In addition, employees in social and childcare are to be punished with a five-year ban on any industrial action.
The Verdi leadership is determined to impose this binding contract and enforce it against its membership. To this end the bureaucrats are prepared to use all sorts of tricks, maneuvers and threats.
At the delegates meeting in Frankfurt, Bsirske threatened that a continuation of the strike would end in defeat. Whoever refuses a deal now would lose everything later and leave a legacy of “scorched earth” and “dysfunctional relations”, he said. “We can refuse, of course,” Bsirske said, “but this is what the employers are waiting for.” They are ready and able to sit out the strike and defeat the strikers.
Bsirske and the Verdi leadership faithfully regurgitate the outlook of employers and their lackeys in the bourgeois media. Accordingly, no responsibility is to be assigned to the government and political parties that deregulate public services in the interest of the banks and corporations, resulting in “dysfunctional relations”, crowded day care centres, rundown schools, hospitals and retirement homes, closed libraries and swimming pools. Instead it is child carers and social workers fighting for better working conditions who are accused of leaving behind a “scorched earth”.
The German government has spent billions for the bank bailout and is providing further billions for weapons systems and the upgrading of the German army. German Joachim President Gauck, Defence Minister Ursula von der Leyen, and Foreign Minister Frank-Walter Steinmeier all advocate “global engagement”, i.e., participation in international wars. The issue is: who here is preparing for a “scorched earth”?
The current foreign policy course in Germany is fully supported by the trade unions. On a web site of the Foreign Ministry (“Review 2014”) German trade union federation (DGB) head Reiner Hoffmann welcomed the government’s shift towards “preventive intervention” in foreign policy.
Hoffman’s predecessor, Michael Sommer, invited defence minister Thomas de Maizière to the DGB headquarters and expressly agreed with him when de Maizière described the Bundeswehr as “part of the peace movement”. Four years ago Frank Bsirske even supported tours promoting the Bundeswehr among young people, saying: “It is a matter of course for Verdi to promote recruitment into the armed forces.”
Under conditions where the government is preparing for war, Verdi is using the arbitration award to impose a pay freeze and a five-year no-strike agreement on employees in social and educational services.

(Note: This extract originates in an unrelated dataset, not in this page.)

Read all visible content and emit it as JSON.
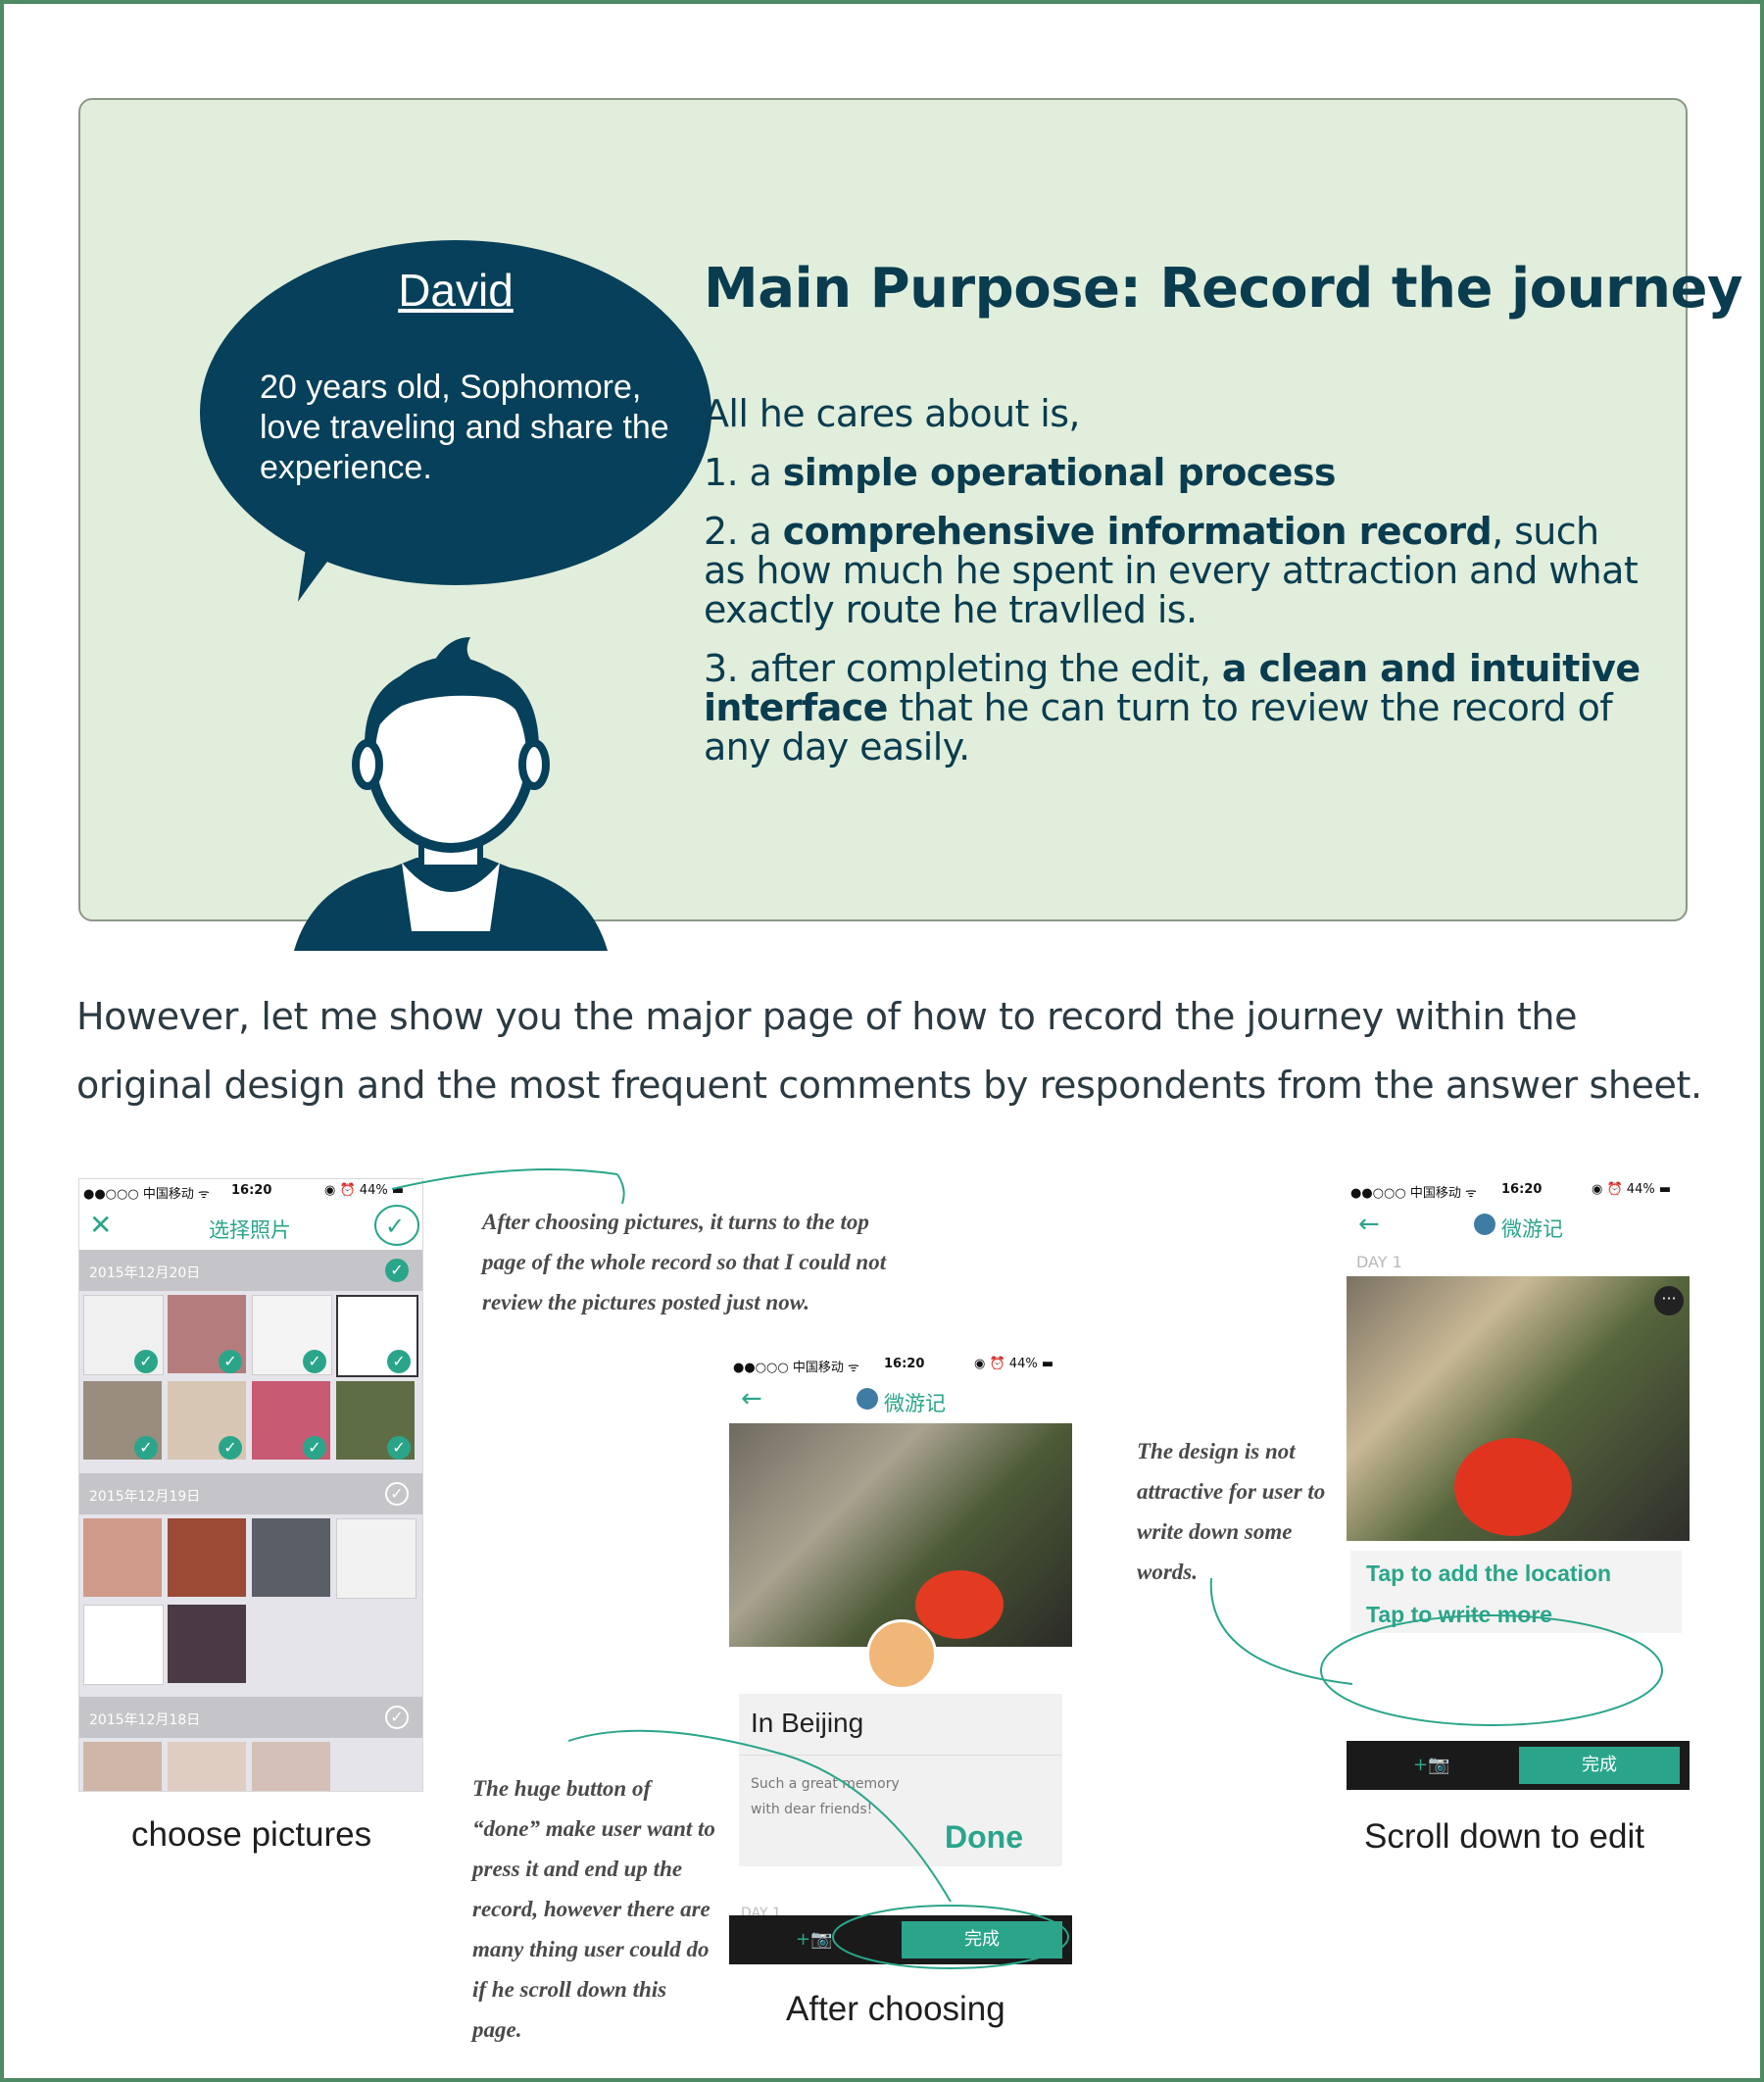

Verdi has complained in mantra-like fashion about the “intransigence” and “tough stance” of the employers. This is also farcical.
The trade unions are intimately linked to the political parties to which the municipal employers are affiliated. Bsirske knows the arbitration head Herbert Schmalstieg well and is on friendly terms with him. In Hanover, Bsirske worked as head of department staff under the then-Mayor Schmalstieg and slashed almost a thousand jobs in the civil service. The employers are variously affiliated to the Green, SPD and Left Party politicians who have carried out massive social cutbacks at a local level for many years.

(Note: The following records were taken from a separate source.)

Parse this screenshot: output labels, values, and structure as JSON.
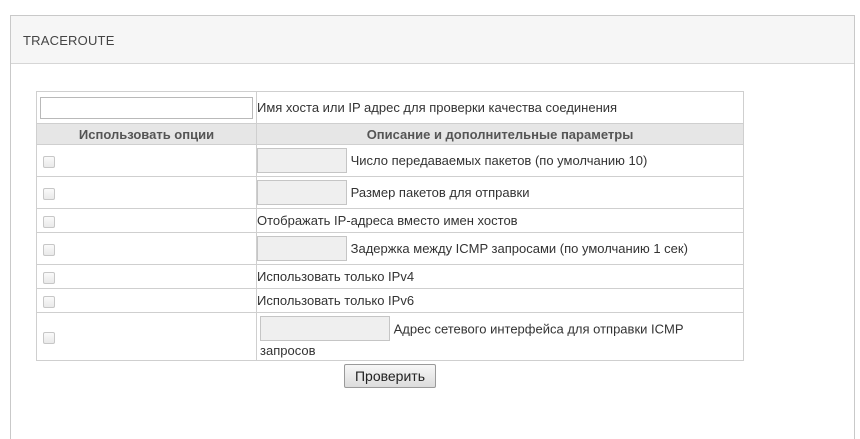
{
  "panel": {
    "title": "TRACEROUTE"
  },
  "host": {
    "value": "",
    "label": "Имя хоста или IP адрес для проверки качества соединения"
  },
  "table": {
    "header_use": "Использовать опции",
    "header_desc": "Описание и дополнительные параметры"
  },
  "options": {
    "packet_count": {
      "checked": false,
      "value": "",
      "label": "Число передаваемых пакетов (по умолчанию 10)"
    },
    "packet_size": {
      "checked": false,
      "value": "",
      "label": "Размер пакетов для отправки"
    },
    "show_ip": {
      "checked": false,
      "label": "Отображать IP-адреса вместо имен хостов"
    },
    "icmp_delay": {
      "checked": false,
      "value": "",
      "label": "Задержка между ICMP запросами (по умолчанию 1 сек)"
    },
    "ipv4_only": {
      "checked": false,
      "label": "Использовать только IPv4"
    },
    "ipv6_only": {
      "checked": false,
      "label": "Использовать только IPv6"
    },
    "iface_addr": {
      "checked": false,
      "value": "",
      "label_line1": "Адрес сетевого интерфейса для отправки ICMP",
      "label_line2": "запросов"
    }
  },
  "actions": {
    "check_label": "Проверить"
  }
}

Many workers who had placed great hopes in the strike in recent weeks are incensed and angry about the behaviour of Verdi. “After the abysmal Verdi policy in the labour dispute”, writes one carer online, “75% of all the members must expressly say no. All those votes not cast are regarded by the officials as consent. Previously this was always the way the outcome of negotiations is ‘determined’ and the strike stalled.” The whole thing was “a disaster for all concerned”.
The latest betrayal by the Verdi leadership fully confirms the warnings issued by the World Socialist Web Site as the strike started four weeks ago: “The striking carers and social workers are highly motivated. But they face a major problem: if their struggle remains under the control of the trade unions, its failure is guaranteed.”